The Failure Of Language In The Age Of Trump.

As a professional writer who has a journalism degree and as someone who taught writing at the collegiate level, I believe words matter. Unfortunately, I feel too many journalists, politicians, and elected officials failed us during the administration of Donald J. Trump.

Indeed, I believe their choice of words to describe his outrageous behavior have both encouraged and enabled him.

For example, in the era of Trump, empathy, politeness and humility have been labeled as “political correctness.” Right-wing propagandists are dismissed as “conservatives.” Domestic terrorists are labeled as “extremists.” Violent militias and hate groups are labeled as “radicals.” Seditionists are known as “patriots.” And insurrectionist politicians are part of “the freedom caucus.”

Voter suppression is “enforcing voter ID laws.” Voter disenfranchisement is “updating voter registration.” Civil rights marches and protests are “riots” while threatening gatherings of armed militias are “demonstrations.”

When Trump bombarded us with lies and disinformation, far too many reporters referred to the lies as “factually incorrect” or “untrue.” When he made racist statements and encouraged violence, reporters called them “an attack on political norms.” Even when he called journalists enemies of the people, few reporters were willing to acknowledge his behavior as that of an autocrat.

When Trump ordered children to be ripped from their parents’ arms, too many reported that he had increased “border security,” instead of calling his order what it really was: child torture. When he refused asylum to political and economic refugees, he was “tough on immigration.” But, by sending them back to almost certain death, he was acting as an accomplice to mass murder. And both the Russia investigation and Trump’s first impeachment were labeled by some as “witch hunts.”

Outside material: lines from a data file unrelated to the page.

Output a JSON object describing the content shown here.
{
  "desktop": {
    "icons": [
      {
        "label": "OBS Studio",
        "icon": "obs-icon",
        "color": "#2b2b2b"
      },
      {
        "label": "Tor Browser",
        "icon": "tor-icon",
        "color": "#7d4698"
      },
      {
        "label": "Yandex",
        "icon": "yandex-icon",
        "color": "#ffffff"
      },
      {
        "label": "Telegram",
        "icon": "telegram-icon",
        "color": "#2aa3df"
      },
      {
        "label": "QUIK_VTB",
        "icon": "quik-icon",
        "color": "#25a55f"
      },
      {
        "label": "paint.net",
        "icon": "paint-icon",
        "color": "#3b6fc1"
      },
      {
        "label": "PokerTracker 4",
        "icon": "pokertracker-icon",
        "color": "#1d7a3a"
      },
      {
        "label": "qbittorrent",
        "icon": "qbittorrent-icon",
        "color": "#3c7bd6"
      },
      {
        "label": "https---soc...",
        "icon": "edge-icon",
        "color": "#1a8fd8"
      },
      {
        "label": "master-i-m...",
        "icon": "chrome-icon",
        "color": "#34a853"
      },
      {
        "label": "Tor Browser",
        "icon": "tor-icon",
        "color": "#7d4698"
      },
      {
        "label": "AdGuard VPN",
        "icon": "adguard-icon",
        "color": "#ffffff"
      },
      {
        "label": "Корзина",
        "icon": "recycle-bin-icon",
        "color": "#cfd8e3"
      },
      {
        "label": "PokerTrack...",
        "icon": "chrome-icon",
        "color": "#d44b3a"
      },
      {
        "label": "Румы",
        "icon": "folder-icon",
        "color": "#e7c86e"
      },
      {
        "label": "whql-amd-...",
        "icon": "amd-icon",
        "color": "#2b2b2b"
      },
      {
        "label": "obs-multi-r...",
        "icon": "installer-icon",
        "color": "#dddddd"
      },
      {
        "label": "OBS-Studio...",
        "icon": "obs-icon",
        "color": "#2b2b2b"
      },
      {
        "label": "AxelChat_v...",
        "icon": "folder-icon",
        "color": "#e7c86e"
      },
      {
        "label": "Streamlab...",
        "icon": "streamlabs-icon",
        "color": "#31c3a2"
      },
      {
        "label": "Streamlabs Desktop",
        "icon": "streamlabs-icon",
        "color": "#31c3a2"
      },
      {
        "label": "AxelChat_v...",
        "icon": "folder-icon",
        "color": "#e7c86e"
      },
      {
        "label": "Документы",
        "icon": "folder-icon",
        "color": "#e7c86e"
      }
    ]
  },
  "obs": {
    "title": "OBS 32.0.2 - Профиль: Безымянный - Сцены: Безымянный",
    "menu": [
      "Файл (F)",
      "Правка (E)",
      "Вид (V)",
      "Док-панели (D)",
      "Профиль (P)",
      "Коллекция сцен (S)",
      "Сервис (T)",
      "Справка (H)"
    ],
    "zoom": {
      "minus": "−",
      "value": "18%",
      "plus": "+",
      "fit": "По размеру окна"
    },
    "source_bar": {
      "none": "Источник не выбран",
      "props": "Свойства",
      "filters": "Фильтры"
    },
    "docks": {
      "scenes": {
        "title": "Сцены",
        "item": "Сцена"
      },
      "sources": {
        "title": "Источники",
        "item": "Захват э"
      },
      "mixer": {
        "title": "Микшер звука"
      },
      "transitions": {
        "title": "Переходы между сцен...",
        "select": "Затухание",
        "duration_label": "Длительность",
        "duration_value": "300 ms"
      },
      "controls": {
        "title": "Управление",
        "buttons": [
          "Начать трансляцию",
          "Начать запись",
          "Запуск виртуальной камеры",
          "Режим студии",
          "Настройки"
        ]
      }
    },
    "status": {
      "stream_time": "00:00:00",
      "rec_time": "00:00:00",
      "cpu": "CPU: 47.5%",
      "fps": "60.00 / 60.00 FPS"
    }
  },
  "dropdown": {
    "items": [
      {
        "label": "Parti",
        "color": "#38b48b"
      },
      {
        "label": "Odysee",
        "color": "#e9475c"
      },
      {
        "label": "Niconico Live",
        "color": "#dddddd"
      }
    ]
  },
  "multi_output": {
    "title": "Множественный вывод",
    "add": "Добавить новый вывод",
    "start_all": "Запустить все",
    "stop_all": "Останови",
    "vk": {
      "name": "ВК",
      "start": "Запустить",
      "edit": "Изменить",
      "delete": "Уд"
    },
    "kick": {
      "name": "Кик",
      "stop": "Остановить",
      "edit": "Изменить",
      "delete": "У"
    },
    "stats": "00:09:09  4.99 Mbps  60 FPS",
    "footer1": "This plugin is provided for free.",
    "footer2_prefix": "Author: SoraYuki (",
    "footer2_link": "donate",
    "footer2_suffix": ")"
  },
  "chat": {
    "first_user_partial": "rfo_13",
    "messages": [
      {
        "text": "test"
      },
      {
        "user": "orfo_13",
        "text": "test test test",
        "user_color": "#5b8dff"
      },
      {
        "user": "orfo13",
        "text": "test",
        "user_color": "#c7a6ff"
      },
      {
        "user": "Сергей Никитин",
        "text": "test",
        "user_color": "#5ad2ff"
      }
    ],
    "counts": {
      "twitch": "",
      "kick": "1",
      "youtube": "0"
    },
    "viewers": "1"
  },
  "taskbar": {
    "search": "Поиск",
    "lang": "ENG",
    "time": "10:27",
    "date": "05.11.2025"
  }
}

Yet, never has the issue become more obvious than in aftermath of Trump’s attempted coup.

Though the assault on Congress was clearly an effort to kidnap and murder those elected representatives who refused to do Trump’s bidding by overturning the election, the language was quickly softened. Instead of calling it a coup, an insurrection, or even domestic terrorism, many described it merely as an “attack,” a “riot,” or a mere “demonstration.” Some of the buffoons on Fox News even said, “America had it coming.”

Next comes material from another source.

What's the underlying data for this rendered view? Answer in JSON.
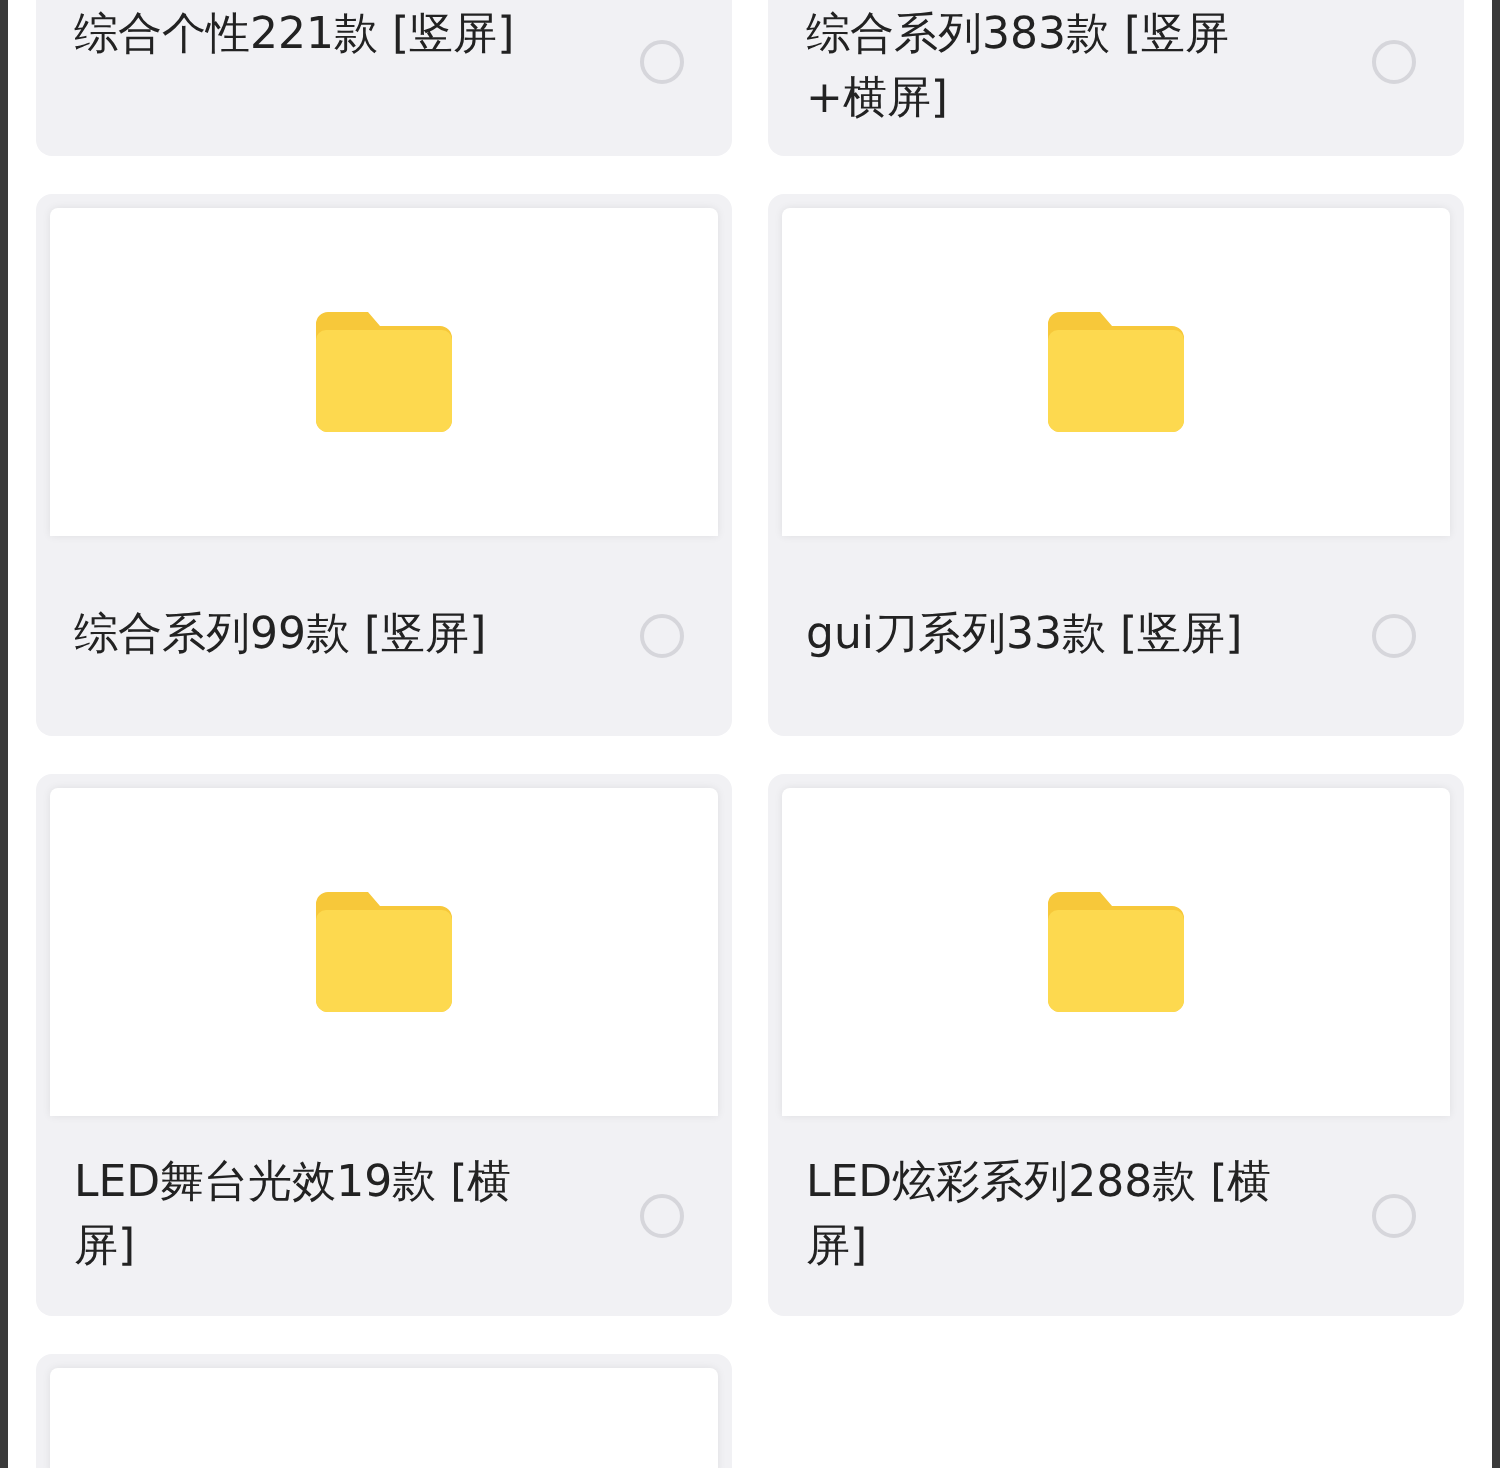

Let’s be clear. We can never heal this nation until we have a shared truth. That requires precision of language – language that accurately describes what we have collectively seen and experienced. We must do better.

An Act Of Sedition.

After watching videos of the armed confrontation between Cliven Bundy and federal agents executing a legal court order, I realized that I was watching more than a political demonstration or civil disobenience. When Bundy’s crowd of armed milita threatened government officials by drawing their weapons and taking aim from sniper positions, they crossed a very clear line into the realm of sedition. Incredibly, they were supported by Nevada Governor Sandoval, U.S. Rep. Paul Gosar and dozens of state legislators from Arizona and Nevada.

Look up the definition of sedition yourself.

To save you the trouble, 18 U.S. Code 2384 reads, “If two or more persons…conspire to oppose by force the authority…or by force to prevent, hinder, or delay the execution of any law of the United States, or by force to seize, take, or possess any property of the United States…they shall be fined under this title or imprisoned not more than twenty years, or both.” Not only were the actions of Bundy and his friends in violation of that code, so, too, were the actions of the conservative media hosts and politicians who applauded and encouraged them.

Imagine if a group of drug dealers challenged federal authority to interrupt a smuggling operation. Imagine if a city neighborhood took up arms to prevent the arrest of a suspected murderer. Would anyone support and encourage them? If not, where do we draw the line?

I’d suggest that the line is crossed when someone, anyone, takes aim at government officials or incites someone else to do so.